**Problem details:**
What you produce should be every line from the data that includes "this".

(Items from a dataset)
..........

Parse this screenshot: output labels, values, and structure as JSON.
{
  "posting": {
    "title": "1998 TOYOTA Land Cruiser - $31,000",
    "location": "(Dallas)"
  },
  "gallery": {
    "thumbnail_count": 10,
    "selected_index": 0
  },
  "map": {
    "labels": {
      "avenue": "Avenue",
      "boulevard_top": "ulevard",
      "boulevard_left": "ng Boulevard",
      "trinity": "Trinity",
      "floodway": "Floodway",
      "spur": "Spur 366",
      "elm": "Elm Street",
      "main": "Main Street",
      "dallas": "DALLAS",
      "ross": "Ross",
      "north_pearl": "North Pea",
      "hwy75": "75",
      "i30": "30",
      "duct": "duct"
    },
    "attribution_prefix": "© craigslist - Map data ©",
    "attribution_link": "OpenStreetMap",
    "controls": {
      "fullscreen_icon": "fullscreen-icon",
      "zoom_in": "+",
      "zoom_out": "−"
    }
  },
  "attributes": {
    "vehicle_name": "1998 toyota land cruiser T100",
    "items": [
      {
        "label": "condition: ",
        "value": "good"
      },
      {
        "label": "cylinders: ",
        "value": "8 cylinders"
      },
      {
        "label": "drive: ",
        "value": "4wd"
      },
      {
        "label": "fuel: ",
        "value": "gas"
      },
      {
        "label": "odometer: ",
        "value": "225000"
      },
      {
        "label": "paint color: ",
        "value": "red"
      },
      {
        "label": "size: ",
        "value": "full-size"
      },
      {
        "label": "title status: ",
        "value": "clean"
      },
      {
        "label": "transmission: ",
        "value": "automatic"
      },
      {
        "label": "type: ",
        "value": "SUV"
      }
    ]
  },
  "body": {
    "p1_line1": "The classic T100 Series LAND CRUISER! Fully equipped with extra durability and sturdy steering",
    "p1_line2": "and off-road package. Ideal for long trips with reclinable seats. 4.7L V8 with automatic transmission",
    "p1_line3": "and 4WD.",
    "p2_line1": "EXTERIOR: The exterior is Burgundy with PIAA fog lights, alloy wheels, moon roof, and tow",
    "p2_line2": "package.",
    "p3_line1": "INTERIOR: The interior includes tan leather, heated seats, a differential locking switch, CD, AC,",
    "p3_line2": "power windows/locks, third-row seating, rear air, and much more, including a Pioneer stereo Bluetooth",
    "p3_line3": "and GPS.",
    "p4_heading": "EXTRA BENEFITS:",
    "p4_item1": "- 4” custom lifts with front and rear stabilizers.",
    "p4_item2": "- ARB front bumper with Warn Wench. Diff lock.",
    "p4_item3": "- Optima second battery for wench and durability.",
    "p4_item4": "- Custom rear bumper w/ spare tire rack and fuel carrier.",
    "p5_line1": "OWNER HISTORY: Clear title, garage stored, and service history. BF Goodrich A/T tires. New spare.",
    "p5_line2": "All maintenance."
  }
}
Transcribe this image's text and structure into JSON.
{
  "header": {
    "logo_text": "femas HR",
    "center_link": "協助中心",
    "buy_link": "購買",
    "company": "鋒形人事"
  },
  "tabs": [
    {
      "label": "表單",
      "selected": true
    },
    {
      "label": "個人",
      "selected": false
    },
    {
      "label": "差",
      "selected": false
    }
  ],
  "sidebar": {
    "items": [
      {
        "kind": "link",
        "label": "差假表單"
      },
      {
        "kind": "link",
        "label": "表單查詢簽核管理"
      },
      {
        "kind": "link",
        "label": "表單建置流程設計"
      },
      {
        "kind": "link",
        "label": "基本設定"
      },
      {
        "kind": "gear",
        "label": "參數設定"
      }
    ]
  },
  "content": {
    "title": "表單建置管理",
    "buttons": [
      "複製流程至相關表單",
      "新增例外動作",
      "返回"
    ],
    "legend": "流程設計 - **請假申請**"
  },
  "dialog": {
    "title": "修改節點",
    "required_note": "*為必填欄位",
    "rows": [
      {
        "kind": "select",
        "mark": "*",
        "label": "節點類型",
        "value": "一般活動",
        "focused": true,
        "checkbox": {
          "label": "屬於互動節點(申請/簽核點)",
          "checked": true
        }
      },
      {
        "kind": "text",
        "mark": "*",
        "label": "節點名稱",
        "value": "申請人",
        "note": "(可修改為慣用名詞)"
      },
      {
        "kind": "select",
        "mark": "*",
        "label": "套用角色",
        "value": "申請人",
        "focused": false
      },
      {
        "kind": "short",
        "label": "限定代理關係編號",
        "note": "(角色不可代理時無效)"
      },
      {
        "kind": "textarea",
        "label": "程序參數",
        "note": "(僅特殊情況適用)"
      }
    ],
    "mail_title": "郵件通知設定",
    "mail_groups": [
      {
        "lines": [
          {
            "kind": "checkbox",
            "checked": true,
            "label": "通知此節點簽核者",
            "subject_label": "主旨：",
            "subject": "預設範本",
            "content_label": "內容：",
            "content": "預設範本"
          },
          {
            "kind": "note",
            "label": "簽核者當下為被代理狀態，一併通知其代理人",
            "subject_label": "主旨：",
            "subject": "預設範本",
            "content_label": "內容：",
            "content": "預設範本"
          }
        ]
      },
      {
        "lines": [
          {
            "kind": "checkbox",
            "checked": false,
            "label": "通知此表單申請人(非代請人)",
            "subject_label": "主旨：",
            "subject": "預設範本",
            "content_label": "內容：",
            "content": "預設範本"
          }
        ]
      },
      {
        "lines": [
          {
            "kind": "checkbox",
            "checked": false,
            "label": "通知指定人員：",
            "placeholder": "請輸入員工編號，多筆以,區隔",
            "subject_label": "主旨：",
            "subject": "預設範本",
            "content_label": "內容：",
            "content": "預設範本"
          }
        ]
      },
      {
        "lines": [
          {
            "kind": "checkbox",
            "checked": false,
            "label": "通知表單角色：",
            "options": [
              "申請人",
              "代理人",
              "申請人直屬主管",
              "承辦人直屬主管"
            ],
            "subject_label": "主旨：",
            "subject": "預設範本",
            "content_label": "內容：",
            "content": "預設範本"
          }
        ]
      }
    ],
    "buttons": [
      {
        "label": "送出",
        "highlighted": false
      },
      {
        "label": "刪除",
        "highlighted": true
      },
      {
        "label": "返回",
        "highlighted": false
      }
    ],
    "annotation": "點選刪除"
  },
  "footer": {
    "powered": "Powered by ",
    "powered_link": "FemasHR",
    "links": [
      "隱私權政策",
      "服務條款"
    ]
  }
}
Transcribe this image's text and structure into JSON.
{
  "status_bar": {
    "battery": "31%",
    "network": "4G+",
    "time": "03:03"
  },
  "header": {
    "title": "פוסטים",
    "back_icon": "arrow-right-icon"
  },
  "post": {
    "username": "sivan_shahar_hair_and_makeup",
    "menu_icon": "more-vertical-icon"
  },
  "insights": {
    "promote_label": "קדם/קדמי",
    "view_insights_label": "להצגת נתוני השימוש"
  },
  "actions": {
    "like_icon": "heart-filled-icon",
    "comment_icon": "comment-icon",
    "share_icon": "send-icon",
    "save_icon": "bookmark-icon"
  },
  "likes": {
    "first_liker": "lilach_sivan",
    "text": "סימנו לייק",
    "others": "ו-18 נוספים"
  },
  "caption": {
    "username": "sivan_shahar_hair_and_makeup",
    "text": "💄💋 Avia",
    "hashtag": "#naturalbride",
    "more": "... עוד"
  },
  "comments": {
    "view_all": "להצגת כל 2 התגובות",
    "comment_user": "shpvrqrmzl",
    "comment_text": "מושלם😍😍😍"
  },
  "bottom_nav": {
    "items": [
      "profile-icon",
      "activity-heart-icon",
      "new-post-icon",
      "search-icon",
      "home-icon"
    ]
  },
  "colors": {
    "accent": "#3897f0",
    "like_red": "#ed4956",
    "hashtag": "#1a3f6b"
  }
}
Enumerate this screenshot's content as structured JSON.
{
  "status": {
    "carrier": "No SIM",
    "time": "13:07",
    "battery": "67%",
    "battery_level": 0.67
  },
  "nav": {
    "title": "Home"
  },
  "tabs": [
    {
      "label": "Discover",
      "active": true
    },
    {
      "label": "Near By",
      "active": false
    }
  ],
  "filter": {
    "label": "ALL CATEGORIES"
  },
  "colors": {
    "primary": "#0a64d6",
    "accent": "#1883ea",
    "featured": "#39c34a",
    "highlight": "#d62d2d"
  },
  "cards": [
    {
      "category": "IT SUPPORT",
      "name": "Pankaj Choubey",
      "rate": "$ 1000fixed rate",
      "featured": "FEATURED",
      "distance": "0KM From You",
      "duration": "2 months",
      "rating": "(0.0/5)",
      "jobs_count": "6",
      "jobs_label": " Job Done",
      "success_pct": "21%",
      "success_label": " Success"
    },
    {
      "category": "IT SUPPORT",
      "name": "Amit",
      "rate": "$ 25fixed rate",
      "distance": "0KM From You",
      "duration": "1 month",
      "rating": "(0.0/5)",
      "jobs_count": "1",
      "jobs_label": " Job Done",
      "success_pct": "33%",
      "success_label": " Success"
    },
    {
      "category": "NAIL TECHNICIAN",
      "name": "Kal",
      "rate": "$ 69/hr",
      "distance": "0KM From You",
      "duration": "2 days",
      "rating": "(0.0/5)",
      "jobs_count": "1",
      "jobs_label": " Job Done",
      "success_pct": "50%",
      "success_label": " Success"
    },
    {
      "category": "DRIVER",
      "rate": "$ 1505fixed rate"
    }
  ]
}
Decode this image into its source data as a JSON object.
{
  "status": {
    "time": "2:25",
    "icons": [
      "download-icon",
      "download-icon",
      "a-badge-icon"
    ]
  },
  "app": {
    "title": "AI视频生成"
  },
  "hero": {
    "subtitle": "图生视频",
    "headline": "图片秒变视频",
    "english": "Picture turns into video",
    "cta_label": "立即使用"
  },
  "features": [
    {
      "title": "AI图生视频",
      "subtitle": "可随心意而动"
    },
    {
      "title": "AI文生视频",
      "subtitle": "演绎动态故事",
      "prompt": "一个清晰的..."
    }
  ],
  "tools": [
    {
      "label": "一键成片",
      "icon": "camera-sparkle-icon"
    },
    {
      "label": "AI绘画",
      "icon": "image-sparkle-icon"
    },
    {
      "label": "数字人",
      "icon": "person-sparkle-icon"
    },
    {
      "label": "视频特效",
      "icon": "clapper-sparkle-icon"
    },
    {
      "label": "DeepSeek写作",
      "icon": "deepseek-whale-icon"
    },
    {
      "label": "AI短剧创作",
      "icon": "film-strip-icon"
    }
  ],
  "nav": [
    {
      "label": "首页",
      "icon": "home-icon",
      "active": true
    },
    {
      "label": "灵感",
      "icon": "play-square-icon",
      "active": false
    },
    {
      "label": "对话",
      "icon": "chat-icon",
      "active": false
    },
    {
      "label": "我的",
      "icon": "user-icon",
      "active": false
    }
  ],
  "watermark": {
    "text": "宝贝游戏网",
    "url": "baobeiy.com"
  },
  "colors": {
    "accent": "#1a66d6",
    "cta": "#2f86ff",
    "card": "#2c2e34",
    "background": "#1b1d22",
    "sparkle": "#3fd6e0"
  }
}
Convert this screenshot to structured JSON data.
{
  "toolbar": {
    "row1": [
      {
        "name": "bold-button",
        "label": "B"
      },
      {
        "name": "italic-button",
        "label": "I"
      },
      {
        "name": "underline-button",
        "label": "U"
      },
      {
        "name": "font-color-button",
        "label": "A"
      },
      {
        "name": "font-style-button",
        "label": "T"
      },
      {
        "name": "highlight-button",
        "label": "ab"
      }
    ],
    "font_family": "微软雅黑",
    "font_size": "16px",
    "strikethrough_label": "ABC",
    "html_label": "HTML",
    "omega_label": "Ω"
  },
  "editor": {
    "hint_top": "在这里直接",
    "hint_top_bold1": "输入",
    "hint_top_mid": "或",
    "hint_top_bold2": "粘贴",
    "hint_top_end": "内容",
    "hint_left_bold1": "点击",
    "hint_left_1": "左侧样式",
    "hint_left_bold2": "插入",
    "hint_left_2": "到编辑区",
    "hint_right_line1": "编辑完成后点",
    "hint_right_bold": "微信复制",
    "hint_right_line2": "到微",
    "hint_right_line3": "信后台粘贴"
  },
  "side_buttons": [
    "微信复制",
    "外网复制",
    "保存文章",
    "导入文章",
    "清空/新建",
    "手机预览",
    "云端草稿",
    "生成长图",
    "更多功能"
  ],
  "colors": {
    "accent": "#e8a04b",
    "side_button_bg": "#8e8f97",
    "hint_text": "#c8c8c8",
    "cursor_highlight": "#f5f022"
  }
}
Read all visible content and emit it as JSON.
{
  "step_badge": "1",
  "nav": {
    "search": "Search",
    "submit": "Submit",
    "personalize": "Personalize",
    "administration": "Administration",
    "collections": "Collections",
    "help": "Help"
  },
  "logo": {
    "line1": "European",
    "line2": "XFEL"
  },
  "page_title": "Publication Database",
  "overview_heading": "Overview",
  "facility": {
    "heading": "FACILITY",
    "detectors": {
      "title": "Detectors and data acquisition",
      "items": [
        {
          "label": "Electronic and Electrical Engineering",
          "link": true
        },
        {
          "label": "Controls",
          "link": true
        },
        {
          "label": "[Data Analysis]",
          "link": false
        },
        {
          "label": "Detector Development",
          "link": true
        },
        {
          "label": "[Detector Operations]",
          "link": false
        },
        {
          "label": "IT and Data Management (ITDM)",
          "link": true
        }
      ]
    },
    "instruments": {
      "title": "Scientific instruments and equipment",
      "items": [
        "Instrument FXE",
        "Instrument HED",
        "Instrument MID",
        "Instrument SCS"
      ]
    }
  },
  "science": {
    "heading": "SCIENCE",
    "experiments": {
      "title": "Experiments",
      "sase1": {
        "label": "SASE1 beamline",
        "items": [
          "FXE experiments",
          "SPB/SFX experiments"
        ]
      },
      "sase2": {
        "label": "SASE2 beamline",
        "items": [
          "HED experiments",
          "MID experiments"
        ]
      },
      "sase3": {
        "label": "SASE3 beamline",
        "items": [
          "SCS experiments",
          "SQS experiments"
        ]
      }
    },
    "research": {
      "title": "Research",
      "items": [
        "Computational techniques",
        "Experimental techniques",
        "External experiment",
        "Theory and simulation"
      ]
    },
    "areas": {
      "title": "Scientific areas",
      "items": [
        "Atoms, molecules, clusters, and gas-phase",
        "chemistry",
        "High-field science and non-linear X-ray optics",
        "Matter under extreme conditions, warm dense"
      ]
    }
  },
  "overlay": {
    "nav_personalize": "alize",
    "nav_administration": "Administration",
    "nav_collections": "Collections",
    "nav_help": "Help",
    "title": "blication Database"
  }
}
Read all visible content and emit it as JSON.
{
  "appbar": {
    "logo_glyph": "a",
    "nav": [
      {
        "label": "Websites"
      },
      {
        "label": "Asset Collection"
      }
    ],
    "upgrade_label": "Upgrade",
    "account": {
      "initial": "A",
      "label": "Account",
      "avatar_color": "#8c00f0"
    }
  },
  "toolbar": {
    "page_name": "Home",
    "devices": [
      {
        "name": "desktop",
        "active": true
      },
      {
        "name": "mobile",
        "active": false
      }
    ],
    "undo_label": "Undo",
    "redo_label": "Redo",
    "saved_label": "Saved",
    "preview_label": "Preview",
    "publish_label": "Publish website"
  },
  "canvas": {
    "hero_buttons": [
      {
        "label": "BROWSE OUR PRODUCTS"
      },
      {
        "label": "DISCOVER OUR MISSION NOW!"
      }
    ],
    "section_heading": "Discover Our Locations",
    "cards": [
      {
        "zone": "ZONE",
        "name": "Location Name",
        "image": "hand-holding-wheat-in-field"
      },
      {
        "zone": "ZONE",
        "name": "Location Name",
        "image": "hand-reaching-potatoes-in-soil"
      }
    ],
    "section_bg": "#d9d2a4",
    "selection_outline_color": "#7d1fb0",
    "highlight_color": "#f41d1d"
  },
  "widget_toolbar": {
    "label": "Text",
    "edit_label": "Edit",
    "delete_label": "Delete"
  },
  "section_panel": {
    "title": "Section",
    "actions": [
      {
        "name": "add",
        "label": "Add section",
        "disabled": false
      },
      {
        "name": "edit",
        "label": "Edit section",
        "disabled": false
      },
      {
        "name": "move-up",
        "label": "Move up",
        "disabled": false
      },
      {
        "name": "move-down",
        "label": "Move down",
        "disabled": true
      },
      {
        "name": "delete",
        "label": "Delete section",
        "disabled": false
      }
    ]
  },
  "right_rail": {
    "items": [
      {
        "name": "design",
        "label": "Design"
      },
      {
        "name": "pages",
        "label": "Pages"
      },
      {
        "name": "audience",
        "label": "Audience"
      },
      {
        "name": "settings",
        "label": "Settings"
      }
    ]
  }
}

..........

**Exercise solution:**
Parse this screenshot: output labels, values, and structure as JSON.
Transcribe this image's text and structure into JSON.
Transcribe this image's text and structure into JSON.
Enumerate this screenshot's content as structured JSON.
Decode this image into its source data as a JSON object.
Convert this screenshot to structured JSON data.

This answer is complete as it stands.